- If you place a tile that fills a hole in the playing field by touching something on all four adjacent sides, you get another turn. This helps motivate people to finish the board even if they do not get an advantage from the placement. (Does not apply to the abbey tile). (Thanks to viberunner.)
- Incomplete features at the end of the game do not score points at the end of the game. (Thanks to metoth.)
- The edge of the table limits the playing area. Thus, a player may not place a tile past the edge of the table or move the playing area to place a tile that would have been past the edge of the table. (Thanks to metoth for prompting this one, and to SkullOne for pointing out that this is an official rule from Hunters and Gatherers.)
- Table borders COMPLETE features as an abbey would. (Thanks to PreGy.)
- Use colored dice instead of meeples on the scoring track. Start out with the 6 showing on top. When the marker completes one lap, turn it to the number 1 to indicate it has completed one lap. This shows at a glance which player is on what lap and who's ahead. On the 100 space track it’s even easier to determine someone’s score at a glance. (Thanks to Carcking.)
Total Tiles: 48
(F;P) + (S)
One of the tiles marked with "(S)" -tile number four- is the starting tile (the one with no feature on the field that you clearly marked).
Several tiles have a small illustration on them. The letters in brackets show which illustration is on each tile:
G | Garden
F | Farmhouse
C | Cowshed
W | Water tower
H | Highwaymen
P | Pigsty
D | Donkey stable
Note: The small illustrations of a cowshed, a pigsty and a donkey stable are collectively referred to as sheds or stables.
For Icons licensing and explanation please visit Icons page.
It is common practice to choose starting player at random. More on this in house rules section.
A newly placed land tile must fit the adjacent terrain on all edges! During placement it is not enough to look for only one side that fits.

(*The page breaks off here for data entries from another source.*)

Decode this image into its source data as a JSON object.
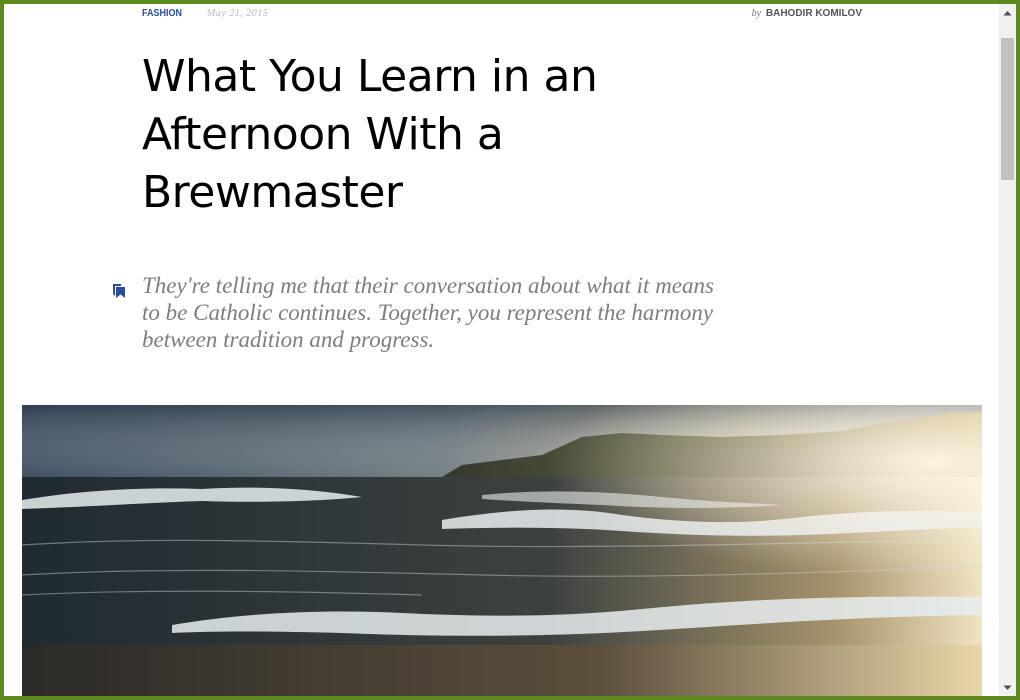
{
  "article": {
    "category": "FASHION",
    "date": "May 21, 2015",
    "author_prefix": "by",
    "author": "BAHODIR KOMILOV",
    "title": "What You Learn in an Afternoon With a Brewmaster",
    "quote": "They're telling me that their conversation about what it means to be Catholic continues. Together, you represent the harmony between tradition and progress.",
    "quote_icon": "bookmark-icon",
    "hero_image": "ocean-waves-sunset-photo"
  },
  "colors": {
    "accent": "#2a4e9c",
    "window_border": "#5d8a1e",
    "quote_text": "#7d7d7d"
  }
}
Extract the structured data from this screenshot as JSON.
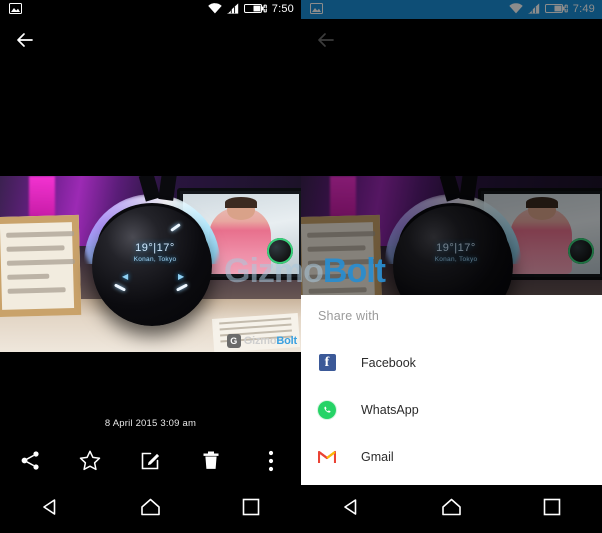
{
  "left_phone": {
    "status_bar": {
      "notification_icon": "image-icon",
      "wifi_icon": "wifi-icon",
      "signal_icon": "cellular-signal-icon",
      "battery_icon": "battery-charging-icon",
      "time": "7:50",
      "background": "#000000"
    },
    "app_bar": {
      "back_icon": "arrow-left-icon"
    },
    "photo": {
      "orb_temperature": "19°|17°",
      "orb_location": "Konan, Tokyo",
      "watermark_text_primary": "Gizmo",
      "watermark_text_secondary": "Bolt",
      "watermark_badge": "G"
    },
    "metadata": {
      "date_time": "8 April 2015 3:09 am"
    },
    "toolbar": [
      {
        "name": "share-button",
        "icon": "share-icon"
      },
      {
        "name": "favorite-button",
        "icon": "star-outline-icon"
      },
      {
        "name": "edit-button",
        "icon": "edit-square-icon"
      },
      {
        "name": "delete-button",
        "icon": "trash-icon"
      },
      {
        "name": "overflow-button",
        "icon": "more-vertical-icon"
      }
    ],
    "nav_bar": [
      {
        "name": "nav-back",
        "icon": "triangle-back-icon"
      },
      {
        "name": "nav-home",
        "icon": "home-icon"
      },
      {
        "name": "nav-recents",
        "icon": "square-recents-icon"
      }
    ]
  },
  "right_phone": {
    "status_bar": {
      "notification_icon": "image-icon",
      "wifi_icon": "wifi-icon",
      "signal_icon": "cellular-signal-icon",
      "battery_icon": "battery-charging-icon",
      "time": "7:49",
      "background": "#1a8fd8"
    },
    "app_bar": {
      "back_icon": "arrow-left-icon"
    },
    "share_sheet": {
      "title": "Share with",
      "items": [
        {
          "label": "Facebook",
          "icon": "facebook-icon",
          "color": "#3b5998"
        },
        {
          "label": "WhatsApp",
          "icon": "whatsapp-icon",
          "color": "#25d366"
        },
        {
          "label": "Gmail",
          "icon": "gmail-icon",
          "color": "#ea4335"
        }
      ]
    },
    "nav_bar": [
      {
        "name": "nav-back",
        "icon": "triangle-back-icon"
      },
      {
        "name": "nav-home",
        "icon": "home-icon"
      },
      {
        "name": "nav-recents",
        "icon": "square-recents-icon"
      }
    ]
  },
  "global_watermark": {
    "part1": "Gizmo",
    "part2": "Bolt"
  }
}
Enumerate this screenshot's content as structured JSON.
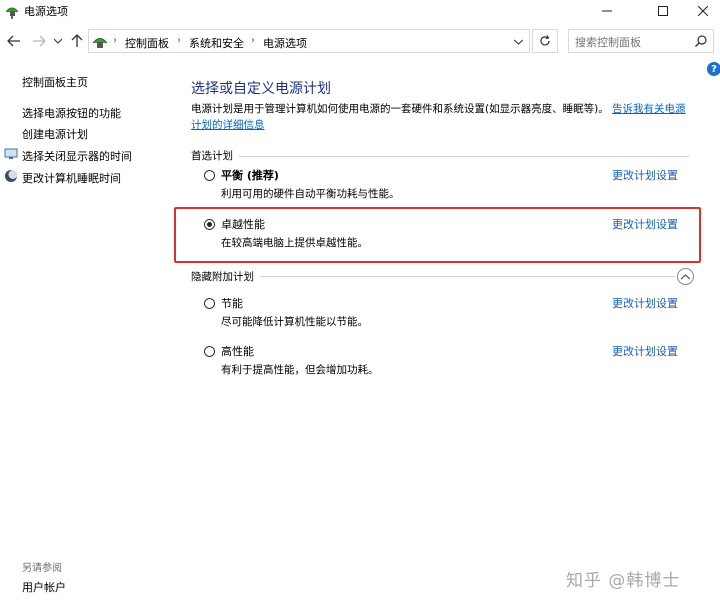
{
  "window": {
    "title": "电源选项",
    "icon": "power-options-icon"
  },
  "nav": {
    "breadcrumbs": [
      "控制面板",
      "系统和安全",
      "电源选项"
    ],
    "search_placeholder": "搜索控制面板"
  },
  "left": {
    "home": "控制面板主页",
    "links": [
      {
        "label": "选择电源按钮的功能",
        "icon": null
      },
      {
        "label": "创建电源计划",
        "icon": null
      },
      {
        "label": "选择关闭显示器的时间",
        "icon": "monitor-icon"
      },
      {
        "label": "更改计算机睡眠时间",
        "icon": "moon-icon"
      }
    ],
    "see_also": "另请参阅",
    "user_accounts": "用户帐户"
  },
  "main": {
    "title": "选择或自定义电源计划",
    "description_line1": "电源计划是用于管理计算机如何使用电源的一套硬件和系统设置(如显示器亮度、睡眠等)。",
    "description_link": "告诉我有关电源计划的详细信息",
    "preferred_label": "首选计划",
    "hidden_label": "隐藏附加计划",
    "plans": [
      {
        "name": "平衡 (推荐)",
        "desc": "利用可用的硬件自动平衡功耗与性能。",
        "link": "更改计划设置",
        "selected": false
      },
      {
        "name": "卓越性能",
        "desc": "在较高端电脑上提供卓越性能。",
        "link": "更改计划设置",
        "selected": true
      },
      {
        "name": "节能",
        "desc": "尽可能降低计算机性能以节能。",
        "link": "更改计划设置",
        "selected": false
      },
      {
        "name": "高性能",
        "desc": "有利于提高性能，但会增加功耗。",
        "link": "更改计划设置",
        "selected": false
      }
    ]
  },
  "watermark": "知乎 @韩博士",
  "colors": {
    "title_blue": "#1e3287",
    "link_blue": "#1a5fb4",
    "highlight_red": "#d9342b"
  }
}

If drawing tiles out of a bag, a tile that cannot be placed could be returned to the bag for later use.
Village is a little set of red roofed buildings surrounding the crossroad.
Note that a coat of arms only affects the city segment it is in, not the whole tile (if there is more than one segment on a single tile).
Monasteries can be placed directly next to each other, or corner to corner. It is not necessary for there to be eight other (non-monastery) tiles neighbouring a monastery. A monastery stands in the middle of a field segment and other segments can be placed next to it. In contrast to roads, cities, and fields, it is not possible to connect to a monastery.
When two meeples of one color are occupying the same road or city, you do not score double in these cases. The number of meeples has no effect on the points that a player earns from a road or city. Two knights do not double the points. The number of meeples is only important in establishing who has the majority.
- ↑ Rules do not include tiebreakers. That is rules explaining situation when few players share the same score.